There had been 1,500 political murders in 1975 but things were about to get much worse after the military coup of March 24, 1976. The regime was ruthless with anyone suspected of involvement with the revolutionary left and its resistance of kidnappings and bombings.
“As many people as necessary must die in Argentina so that the country will again be secure,” General Jorge Rafael Videla, leader of the military junta, declared. By June 1978, Videla was presenting football’s World Cup trophy at the River Plate stadium while, less than a mile away, dissidents were being tortured and executed at the most notorious detention centre in the heart of the city.
The 20 players from La Plata club would be among an estimated 30,000 who disappeared before the military regime was overthrown in 1983. Otilio Pascua was among them, taken in Mar del Plata, a seaside resort, along with his team-mates Santiago Sánchez Viamonte and Pablo Balut.
In an Italian-Spanish documentary La Plata Rugby Club — No Bajen Los Brazos(Don’t Lower Your Arms), some club figures from that period reminisce about their friends — their qualities as athletes and activists — but also how they would be taken in the night, first to be interrogated and tortured. One asks if Pascua’s hands were tied when they found him. “He had no hands,” a former team-mate replies.
Of an estimated 220 athletes who disappeared under the regime, 152 were rugby players. It was La Plata who suffered the worst, a significant number from the first XV among the 20 murdered.
Younger reserves were drafted in to fill the gaps as players were killed for their involvement with the main leftist groups, the Montoneros and ERP (People’s Revolutionary Army) which were systematically wiped out.

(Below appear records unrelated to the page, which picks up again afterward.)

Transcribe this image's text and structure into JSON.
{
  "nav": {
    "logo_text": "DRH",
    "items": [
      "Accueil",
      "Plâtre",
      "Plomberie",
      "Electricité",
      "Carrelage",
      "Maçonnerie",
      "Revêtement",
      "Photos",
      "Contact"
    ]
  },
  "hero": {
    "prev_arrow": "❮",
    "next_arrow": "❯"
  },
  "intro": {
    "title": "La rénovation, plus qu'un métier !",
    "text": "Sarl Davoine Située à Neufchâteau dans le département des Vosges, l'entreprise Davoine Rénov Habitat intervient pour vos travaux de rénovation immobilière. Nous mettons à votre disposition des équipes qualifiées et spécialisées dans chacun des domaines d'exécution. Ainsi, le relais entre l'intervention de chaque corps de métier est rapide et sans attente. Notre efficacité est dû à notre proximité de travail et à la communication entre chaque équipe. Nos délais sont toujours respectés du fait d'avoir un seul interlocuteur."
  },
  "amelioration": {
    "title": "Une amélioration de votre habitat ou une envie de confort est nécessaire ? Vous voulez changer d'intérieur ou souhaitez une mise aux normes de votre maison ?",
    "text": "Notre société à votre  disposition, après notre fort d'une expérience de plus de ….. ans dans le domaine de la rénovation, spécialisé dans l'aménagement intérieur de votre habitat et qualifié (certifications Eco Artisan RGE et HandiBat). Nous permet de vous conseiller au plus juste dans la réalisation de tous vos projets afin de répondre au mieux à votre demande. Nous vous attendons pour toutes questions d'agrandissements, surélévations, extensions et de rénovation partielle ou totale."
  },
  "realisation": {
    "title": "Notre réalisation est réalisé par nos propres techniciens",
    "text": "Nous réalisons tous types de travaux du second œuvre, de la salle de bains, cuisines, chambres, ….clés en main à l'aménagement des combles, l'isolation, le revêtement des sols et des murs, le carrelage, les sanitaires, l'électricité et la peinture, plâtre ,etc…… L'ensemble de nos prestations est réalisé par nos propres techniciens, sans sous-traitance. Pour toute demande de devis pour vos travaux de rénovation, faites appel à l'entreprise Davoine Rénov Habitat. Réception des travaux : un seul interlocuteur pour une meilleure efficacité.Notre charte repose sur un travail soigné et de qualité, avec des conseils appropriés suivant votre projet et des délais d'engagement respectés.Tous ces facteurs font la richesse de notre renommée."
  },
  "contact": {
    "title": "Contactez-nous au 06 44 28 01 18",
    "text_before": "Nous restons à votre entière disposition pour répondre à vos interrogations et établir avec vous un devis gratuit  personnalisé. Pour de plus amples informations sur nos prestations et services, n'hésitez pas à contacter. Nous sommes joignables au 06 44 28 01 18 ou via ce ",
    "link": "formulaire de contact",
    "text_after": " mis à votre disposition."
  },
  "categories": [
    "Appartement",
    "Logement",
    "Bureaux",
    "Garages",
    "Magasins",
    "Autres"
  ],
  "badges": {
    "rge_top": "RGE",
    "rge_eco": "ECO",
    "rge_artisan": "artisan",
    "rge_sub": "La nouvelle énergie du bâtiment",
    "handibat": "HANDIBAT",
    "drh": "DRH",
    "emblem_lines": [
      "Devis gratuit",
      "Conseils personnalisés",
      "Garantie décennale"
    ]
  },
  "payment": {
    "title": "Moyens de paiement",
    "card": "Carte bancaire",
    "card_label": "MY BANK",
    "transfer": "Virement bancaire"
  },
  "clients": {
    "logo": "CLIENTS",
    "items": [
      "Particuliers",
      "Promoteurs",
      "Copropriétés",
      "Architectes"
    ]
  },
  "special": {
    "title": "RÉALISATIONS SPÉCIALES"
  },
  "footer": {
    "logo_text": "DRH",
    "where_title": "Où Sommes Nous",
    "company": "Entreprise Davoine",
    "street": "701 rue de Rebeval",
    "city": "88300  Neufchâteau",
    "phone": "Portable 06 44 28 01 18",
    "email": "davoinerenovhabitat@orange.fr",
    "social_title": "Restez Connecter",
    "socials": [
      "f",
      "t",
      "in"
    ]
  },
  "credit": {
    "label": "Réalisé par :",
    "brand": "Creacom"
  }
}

“The team continued to play despite the absences,” Gómez says. “Among the other rugby teams they called them ‘the team of the Montoneros’ with contempt.”
Many had the chance to seek asylum and safe exile in France. These were families who could largely afford to send their offspring away to Europe. “But they all refused. They were convinced that their destiny was in the fight for the revolution,” Gómez says
His book, sadly, is not available in English — nor Silencios by Claudio Fava, which also documents this extraordinary story — but Gómez says that he was careful not to glamorise these players.
“I don’t like to consider them as heroes,” he says. “I prefer to take them as boys who gave their lives for an ideal, for a revolution that they believed possible. In that generation there was a lot of idealism and also a lot of mistakes.”
The March date of the military coup is marked in Argentina as a day of Remembrance for Truth and Justice with mass gatherings and ceremonies, yet Gómez thinks that rugby can do more.
“They are only honoured by their families, by human rights organisations and by a minimal sector of society,” he says. “In the club there is a plaque with their names. Only that. When I published the book five years ago many La Plata rugby players wrote to me to tell me that they did not know the history of these boys because no one had told them.”
It took another 20 years after the killings, he says, for La Plata to recover its status as a champion side in Argentina. The impact on the families, on widows, siblings and children of those who disappeared, is, of course, never ending.